New York magazine has an excellent article up on the impacts of kids sleeping habits and their cognitive development:

Overstimulated, overscheduled kids are getting at least an hour’s less sleep than they need, a deficiency that, new research reveals, has the power to set their cognitive abilities back years.

According to surveys by the National Sleep Foundation, 90 percent of American parents think their child is getting enough sleep. The kids themselves say otherwise. In those same surveys, 60 percent of high schoolers report extreme daytime sleepiness. In another study, a quarter admit their grades have dropped because of it. Over 25 percent fall asleep in class at least once a week.

The raw numbers more than back them up. Half of all adolescents get less than seven hours of sleep on weeknights. By the time they are seniors in high school, according to studies by the University of Kentucky, they average only slightly more than 6.5 hours of sleep a night. Only 5 percent of high-school seniors average eight hours. Sure, we remember being tired when we went to school. But not like today’s kids.

It has been documented in a handful of major studies that children, from elementary school through high school, get about an hour less sleep each night than they did 30 years ago. While parents obsess over babies’ sleep, this concern falls off the priority list after preschool. Even kindergartners get 30 minutes less a night than they used to.

How much sleep do your kids get?

One harsh truth of competitive soccer has been the­ practices are later in the evening. Our league has limited field space, and has generally scheduled recreational practices in the 5:30 and 6:30 slots with the Challenge teams practicing at 7 or 7:30. My U11 team generally practiced from 7-8:30, but within a month, half the team was leaving at 8PM to have enough time to get home and get to sleep at a reasonable hour – something I fully supported. When you have kids who are field rats, they often will be at your practices even if you don’t coach them, so it was not unusual for our kids to get home at 9PM sometimes, and have to shower and get ready for bed by 9:30/10PM. This would get them about 8.5-9 hours of sleep, which seems like enough. But we still worked to get them in bed by 9PM if we could.

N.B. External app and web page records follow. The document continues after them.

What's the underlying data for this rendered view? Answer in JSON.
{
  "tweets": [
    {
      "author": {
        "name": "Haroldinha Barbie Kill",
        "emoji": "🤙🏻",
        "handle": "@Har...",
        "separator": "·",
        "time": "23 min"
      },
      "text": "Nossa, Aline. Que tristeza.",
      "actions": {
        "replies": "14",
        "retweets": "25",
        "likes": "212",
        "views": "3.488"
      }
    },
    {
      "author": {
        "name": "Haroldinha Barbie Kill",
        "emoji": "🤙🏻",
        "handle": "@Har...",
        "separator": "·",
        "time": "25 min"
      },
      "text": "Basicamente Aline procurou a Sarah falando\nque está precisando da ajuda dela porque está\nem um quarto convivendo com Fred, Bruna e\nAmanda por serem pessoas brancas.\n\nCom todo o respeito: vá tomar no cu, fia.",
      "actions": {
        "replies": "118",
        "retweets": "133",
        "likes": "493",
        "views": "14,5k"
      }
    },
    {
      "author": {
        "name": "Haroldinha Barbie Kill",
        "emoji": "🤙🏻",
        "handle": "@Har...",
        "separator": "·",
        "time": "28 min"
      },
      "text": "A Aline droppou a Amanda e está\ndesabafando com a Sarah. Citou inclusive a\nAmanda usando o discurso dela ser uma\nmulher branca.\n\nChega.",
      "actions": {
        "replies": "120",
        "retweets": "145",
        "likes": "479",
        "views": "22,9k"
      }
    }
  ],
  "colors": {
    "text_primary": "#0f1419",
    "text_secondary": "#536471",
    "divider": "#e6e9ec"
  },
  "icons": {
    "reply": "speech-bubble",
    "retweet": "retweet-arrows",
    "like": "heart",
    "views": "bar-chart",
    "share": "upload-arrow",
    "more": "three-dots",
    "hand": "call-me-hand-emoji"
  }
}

The funny thing is, they’re up later now that soccer is OVER it seems. They don’t fall asleep like they usually did during the season. My eldest will often still be awake at 10PM, even though we had them in bed by 9. So I still can’t decide if we were stressing our kid’s sleep habits or not. Both are doing very well in school and they get up reasonably well in the morning. It’s the two youngest we have to drag out of bed in the morning.

So how do you view the sleep issue? Do your kids practice late and if so how late and at what age? Do they sleep better during soccer season or during the off season? I can’t imagine my kids only getting 6-7 hours of sleep, but clearly it happens. I think the point about time to ‘unwind’ is very important. Yet I don’t think practice stresses my kids out – I think it helps them unwind and forget about everything else. Its the Friday night before a big match that can be stressful.

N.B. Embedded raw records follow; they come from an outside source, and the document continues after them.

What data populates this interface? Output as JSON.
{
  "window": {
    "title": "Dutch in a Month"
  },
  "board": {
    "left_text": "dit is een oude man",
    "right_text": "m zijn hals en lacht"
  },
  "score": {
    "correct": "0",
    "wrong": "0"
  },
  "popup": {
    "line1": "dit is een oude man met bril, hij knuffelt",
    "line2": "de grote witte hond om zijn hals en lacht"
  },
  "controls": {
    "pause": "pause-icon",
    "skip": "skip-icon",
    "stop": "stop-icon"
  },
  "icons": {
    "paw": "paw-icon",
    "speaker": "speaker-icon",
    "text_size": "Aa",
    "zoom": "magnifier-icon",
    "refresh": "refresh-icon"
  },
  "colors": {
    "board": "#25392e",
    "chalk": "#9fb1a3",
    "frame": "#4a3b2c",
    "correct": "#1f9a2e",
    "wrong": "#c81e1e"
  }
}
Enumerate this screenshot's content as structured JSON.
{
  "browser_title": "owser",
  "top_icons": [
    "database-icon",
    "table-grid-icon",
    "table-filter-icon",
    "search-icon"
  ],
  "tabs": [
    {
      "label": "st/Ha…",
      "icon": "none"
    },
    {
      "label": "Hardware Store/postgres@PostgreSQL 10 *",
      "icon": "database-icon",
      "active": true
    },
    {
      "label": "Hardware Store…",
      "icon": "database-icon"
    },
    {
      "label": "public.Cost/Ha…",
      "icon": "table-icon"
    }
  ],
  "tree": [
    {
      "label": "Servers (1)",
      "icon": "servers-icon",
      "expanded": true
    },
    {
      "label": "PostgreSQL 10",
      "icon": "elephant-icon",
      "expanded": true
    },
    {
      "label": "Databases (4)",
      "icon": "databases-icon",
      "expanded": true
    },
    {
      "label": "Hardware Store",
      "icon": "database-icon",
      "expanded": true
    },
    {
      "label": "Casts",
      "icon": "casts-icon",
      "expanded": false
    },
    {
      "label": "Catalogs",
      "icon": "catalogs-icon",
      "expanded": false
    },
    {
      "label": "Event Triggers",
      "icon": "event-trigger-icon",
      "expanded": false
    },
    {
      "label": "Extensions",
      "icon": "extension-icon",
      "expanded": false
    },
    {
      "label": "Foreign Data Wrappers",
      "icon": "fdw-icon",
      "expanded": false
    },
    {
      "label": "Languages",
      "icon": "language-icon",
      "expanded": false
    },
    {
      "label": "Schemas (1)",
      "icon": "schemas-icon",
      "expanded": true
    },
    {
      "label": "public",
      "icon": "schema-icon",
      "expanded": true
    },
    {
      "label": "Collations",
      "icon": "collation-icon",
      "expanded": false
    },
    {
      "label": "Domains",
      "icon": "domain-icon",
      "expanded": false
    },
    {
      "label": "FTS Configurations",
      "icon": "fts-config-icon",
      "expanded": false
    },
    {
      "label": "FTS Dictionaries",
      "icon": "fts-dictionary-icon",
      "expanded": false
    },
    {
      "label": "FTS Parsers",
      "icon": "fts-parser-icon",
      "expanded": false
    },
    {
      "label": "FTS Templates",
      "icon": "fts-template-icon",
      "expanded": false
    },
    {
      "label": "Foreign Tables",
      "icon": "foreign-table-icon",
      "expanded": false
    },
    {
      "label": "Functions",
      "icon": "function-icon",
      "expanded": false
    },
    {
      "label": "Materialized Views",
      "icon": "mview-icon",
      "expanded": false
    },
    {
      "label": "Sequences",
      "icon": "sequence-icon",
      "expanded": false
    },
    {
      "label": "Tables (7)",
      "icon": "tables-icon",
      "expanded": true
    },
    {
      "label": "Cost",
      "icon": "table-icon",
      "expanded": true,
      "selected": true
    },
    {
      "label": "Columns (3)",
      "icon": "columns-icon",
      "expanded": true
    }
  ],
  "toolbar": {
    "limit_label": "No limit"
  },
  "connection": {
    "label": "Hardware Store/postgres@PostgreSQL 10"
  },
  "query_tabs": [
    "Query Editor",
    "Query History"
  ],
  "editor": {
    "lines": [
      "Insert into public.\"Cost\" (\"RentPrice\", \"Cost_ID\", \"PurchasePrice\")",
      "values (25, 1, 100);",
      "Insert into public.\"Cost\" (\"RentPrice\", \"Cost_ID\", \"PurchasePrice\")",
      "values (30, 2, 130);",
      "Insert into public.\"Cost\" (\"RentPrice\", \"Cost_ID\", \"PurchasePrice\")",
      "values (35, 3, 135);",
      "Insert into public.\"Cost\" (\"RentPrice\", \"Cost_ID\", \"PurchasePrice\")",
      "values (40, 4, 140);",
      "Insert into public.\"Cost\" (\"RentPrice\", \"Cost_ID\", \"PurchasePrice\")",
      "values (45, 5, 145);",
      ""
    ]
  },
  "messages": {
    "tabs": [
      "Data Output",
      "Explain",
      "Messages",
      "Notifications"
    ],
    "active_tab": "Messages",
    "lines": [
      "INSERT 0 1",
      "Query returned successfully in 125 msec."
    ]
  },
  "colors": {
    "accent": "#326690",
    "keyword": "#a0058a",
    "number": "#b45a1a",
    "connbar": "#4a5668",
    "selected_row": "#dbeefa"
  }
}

Still, its an important topic and this article brings a lot of cautionary points to light that I felt worth sharing.